Ah! there is nothing like youth — not that after-life is valueless. Even in extreme old age one may get on very well, provided we will but accept of the bounties of God. I met the other day an old man, who asked me to drink. ‘I am not thirsty,’ said I, ‘and will not drink with you.’ ‘Yes, you will,’ said the old man, ‘for I am this day one hundred years old; and you will never again have an opportunity of drinking the health of a man on his hundredth birthday.’ So I broke my word, and drank. ‘Yours is a wonderful age,’ said I. ‘It’s a long time to look back to the beginning of it,’ said the old man: ‘yet, upon the whole, I am not sorry to have lived it all.’ ‘How have you passed your time?’ said I. ‘As well as I could,’ said the old man; ‘always enjoying a good thing when it came honestly within my reach; not forgetting to praise God for putting it there.’ ‘I suppose you were fond of a glass of good ale when you were young?’ ‘Yes,’ said the old man, ‘I was; and so, thank God, I am still.’ And he drank off a glass of ale.

On I went in my journey, traversing England from west to east — ascending and descending hills — crossing rivers by bridge and ferry — and passing over extensive plains. What a beautiful country is England! People run abroad to see beautiful countries, and leave their own behind unknown, unnoticed — their own the most beautiful! And then, again, what a country for adventures! especially to those who travel it on foot, or on horseback. People run abroad in quest of adventures, and traverse Spain and Portugal on mule or on horseback; whereas there are ten times more adventures to be met with in England than in Spain, Portugal, or stupid Germany to boot. Witness the number of adventures narrated in the present book — a book entirely devoted to England. Why, there is not a chapter in the present book which is not full of adventures, with the exception of the present one, and this is not yet terminated.

After traversing two or three counties, I reached the confines of Lincolnshire. During one particularly hot day I put up at a public-house, to which, in the evening, came a party of harvesters to make merry, who, finding me wandering about the house a stranger, invited me to partake of their ale; so I drank with the harvesters, who sang me songs about rural life, such as —

‘Sitting in the swale; and listening to the swindle of the flail, as it sounds dub-a-dub on the corn, from the neighbouring barn.’

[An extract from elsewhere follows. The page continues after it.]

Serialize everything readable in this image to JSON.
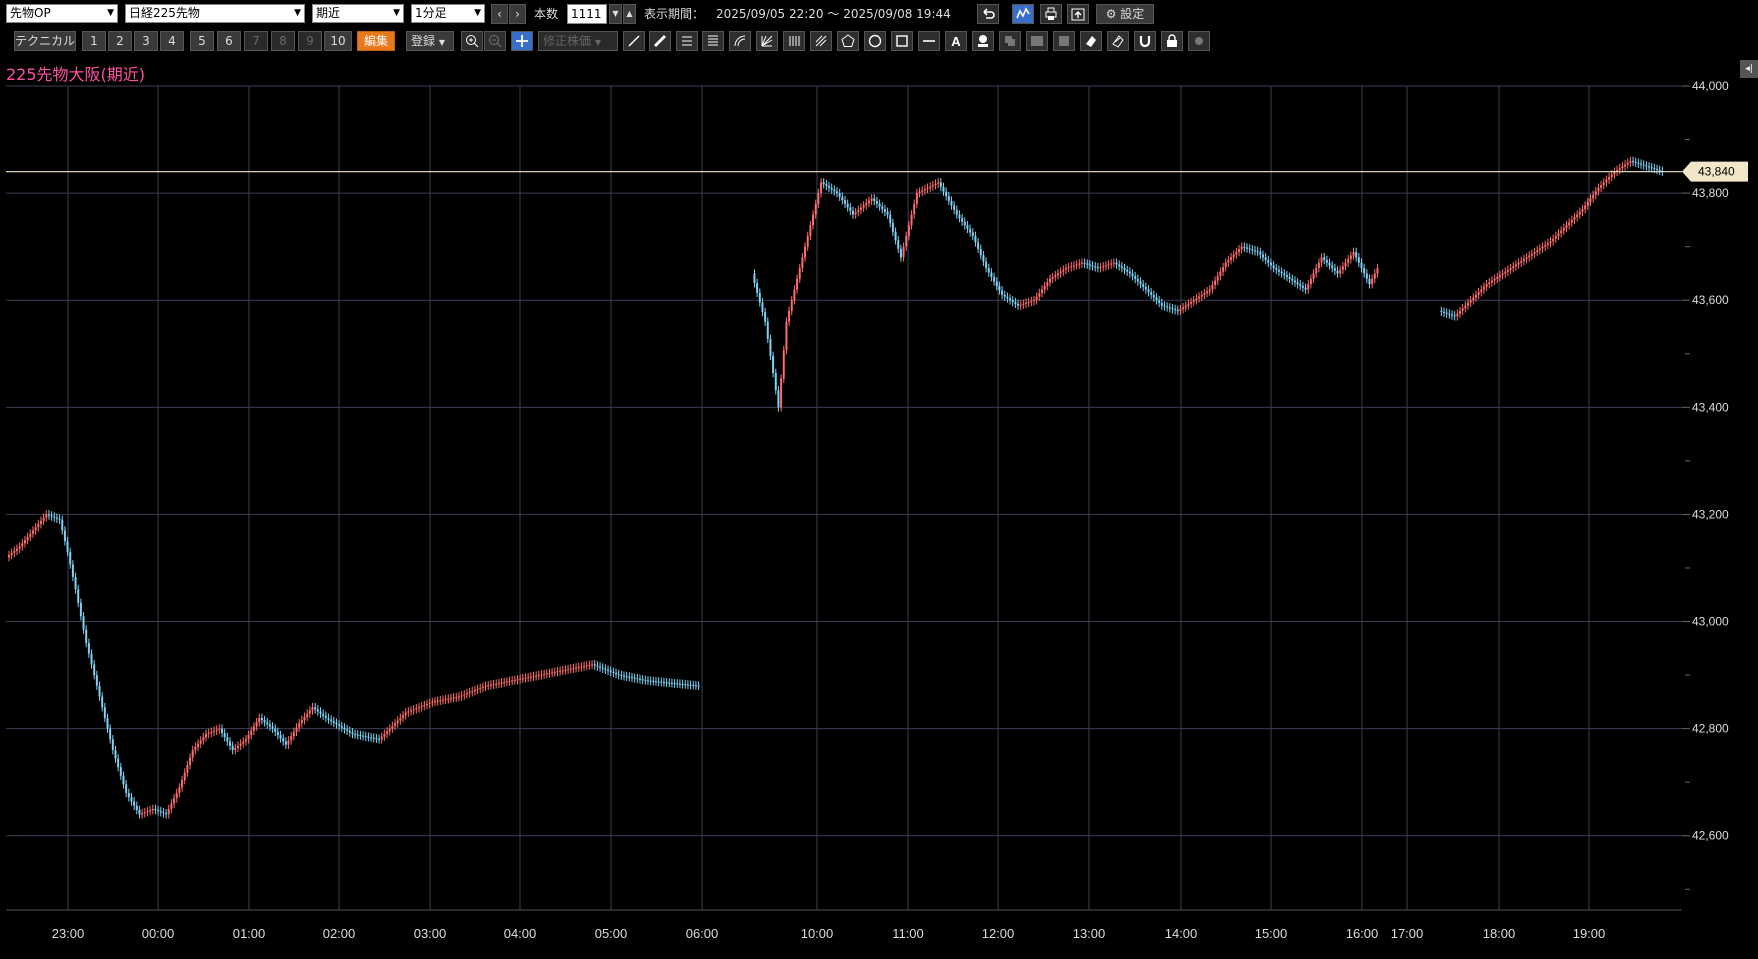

In requital for which I treated them with a song, not of Romanvile, but the song of ‘Sivord and the horse Grayman.’ I remained with them till it was dark, having, after sunset, entered into deep discourse with a celebrated ratcatcher, who communicated to me the secrets of his trade, saying, amongst other things, ‘When you see the rats pouring out of their holes, and running up my hands and arms, it’s not after me they comes, but after the oils I carries about me they comes;’ and who subsequently spoke in the most enthusiastic manner of his trade, saying that it was the best trade in the world, and most diverting, and that it was likely to last for ever; for whereas all other kinds of vermin were fast disappearing from England, rats were every day becoming more abundant. I had quitted this good company, and having mounted my horse, was making my way towards a town at about six miles’ distance, at a swinging trot, my thoughts deeply engaged on what I had gathered from the ratcatcher, when all on a sudden a light glared upon the horse’s face, who purled round in great terror, and flung me out of the saddle, as from a sling, or with as much violence as the horse Grayman, in the ballad, flings Sivord the Snareswayne. I fell upon the ground — felt a kind of crashing about my neck — and forthwith became senseless.

154 Probably meant for ‘gypsydom,’ but properly old cant for ‘London.’ Rome is here Shelta, or Gaelic back-slang for mor, ‘great.’

155 ‘The girl she is black, She lies on her back.’

which looks like a translation of some English ditty.

156 Sham sailors (old cant).

Last updated Sunday, March 27, 2016 at 11:51